If I’m visiting from above, then I imagine lots of other people are doing it too. I wonder if we’re entering an era in which location as seen from above will become increasingly relevant for businesses (especially for small/online businesses that may never have a customer visit their premises). Will growing birds-eye visits fundamentally change site-selection criteria? Might lower-quality premises in a quality area be superior to a nice office in a lower-quality area? Might appearance from above be more relevant than appearance from ground level when determining “quality” and making decisions about where to establish an office?
Here’s the link to photos from the Geocortex Picnic at the 2007 ESRI International User Conference in San Diego: http://www.flickr.com/photos/geocortexblog/sets/72157601028331067/detail/
We host this free annual picnic for clients and guests so everyone can socialize, get some fresh air/sunshine in the park, and avoid 10,000 other people hunting for lunch over ten square city blocks. We had about 250 folks join us, and it seemed like people enjoyed themselves.

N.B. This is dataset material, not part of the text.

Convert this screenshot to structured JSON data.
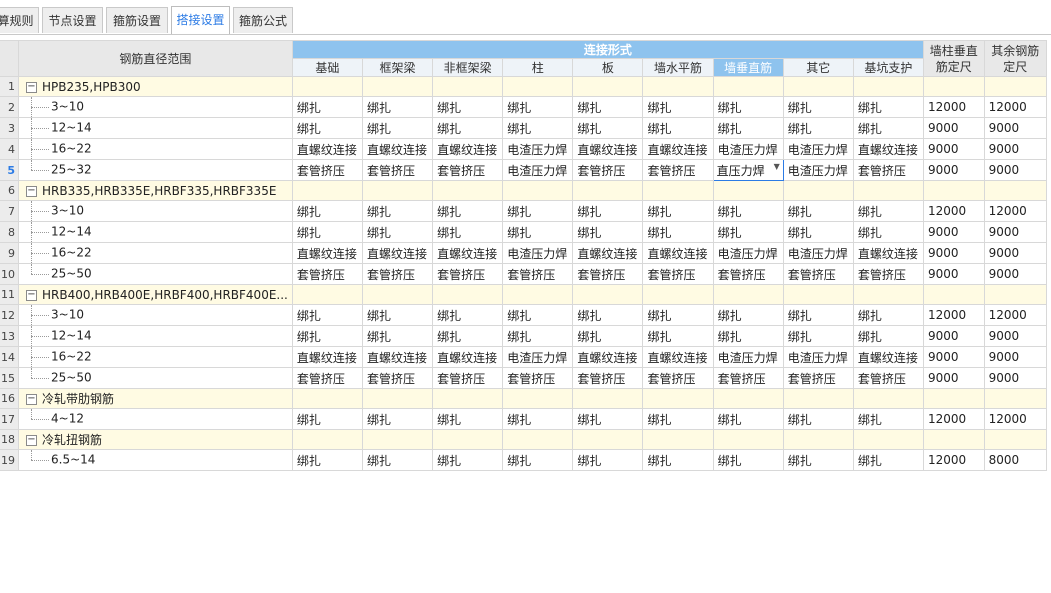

We’ve got Embarcadero Marina Park South (see map) booked for next years’ conference, and the caterer has suggested barbequed ribs. Too messy? Maybe…
We’ve been working with ESRI software for more than 7 years now. From a pure business perspective, there are many reasons Latitude has focused mostly on ESRI products. But it’s not the business side that excites me — it’s the technology. Here are a few reasons I like ESRI technology:

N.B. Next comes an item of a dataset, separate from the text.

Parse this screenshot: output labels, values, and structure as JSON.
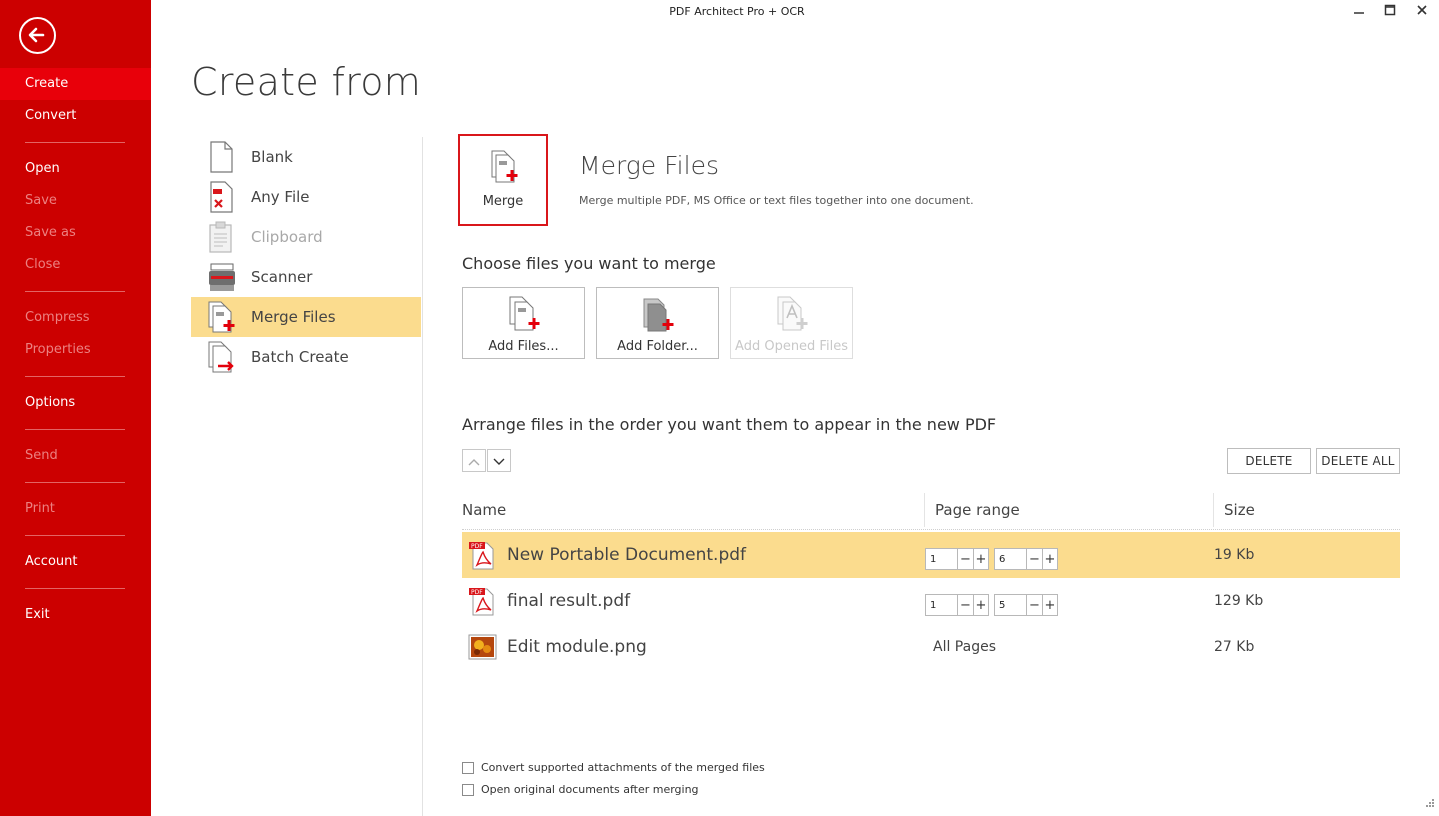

Web ADF – I recall last summer sitting down with Steve to discuss some of the technology I played with while down at Redlands participating in holistic testing. We started chatting about Web ADF and, as I always do, I tried to think of a meaningful analogy to communicate what I thought the signficance of Web ADF was – it went something like “ADF is to ESRI server technology what .NET is to Microsoft technology.” You could sit down and write all of the code necessary to incorporate ArcIMS, ArcGIS Server, OGC, and others and build a framework for map navigation, tools, querying, etc, or you could build on top of Web ADF, leap frog all the up front development and focus on your real business challenges. It’s relatively new technology and has some wrinkles to iron out, but I believe it will become a core asset for ESRI. And based on discusionss I’ve had with Redlands, they seem on top of emerging .NET technologies for the .NET verion of Web ADF. We’re putting our money on the .NET ADF.

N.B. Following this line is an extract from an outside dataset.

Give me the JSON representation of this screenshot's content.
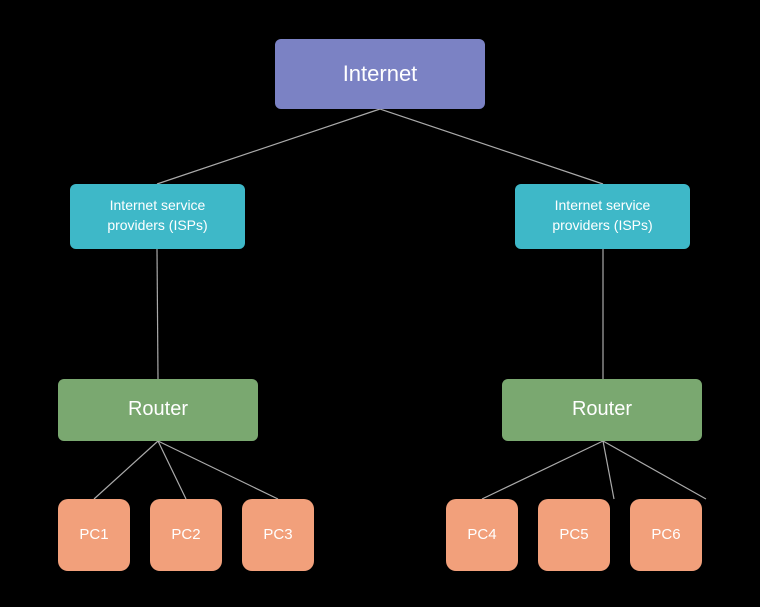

ArcObjects – ArcObjects is perhaps the largest COM implementation in the world and has to be the most feature rich GIS library available. Put that into a server context and you’ve got the makings of a pretty powerful web GIS engine. Now, ArcObjects isn’t the easiest, most intuitive library to program with, and it wasn’t originally designed to run in a server context, but it is certainly stabilizing and we should see big performance jumps with the 9.3 release. Also, having ArcGIS Server powered by ArcObjects means that as the desktop GIS functionality matures due to technological and user driven innovations, so will ArcGIS Server.
Supporting Technology – It always amazes me how much effort ESRI goes to to support their products on so many different platforms. Windows, Solaris, Linux, Java, .NET, ColdFusion. Sometimes you get the feeling that they bite off more than they can chew – but I would rather have the option to run on my platform of choice than not run at all.
User Community – All it takes is one trip to the ESRI International User Conference or even the Developer Summit in Palm Springs to realize how many like-minded developers there are out there trying to build the same stuff you are. Or do a Google search for some Java or .NET technology only to find a bunch of hits pointing to GIS developer problems. Bottom line is that if you’re struggling with an ESRI programming challenge, someone has probably solved and posted about it.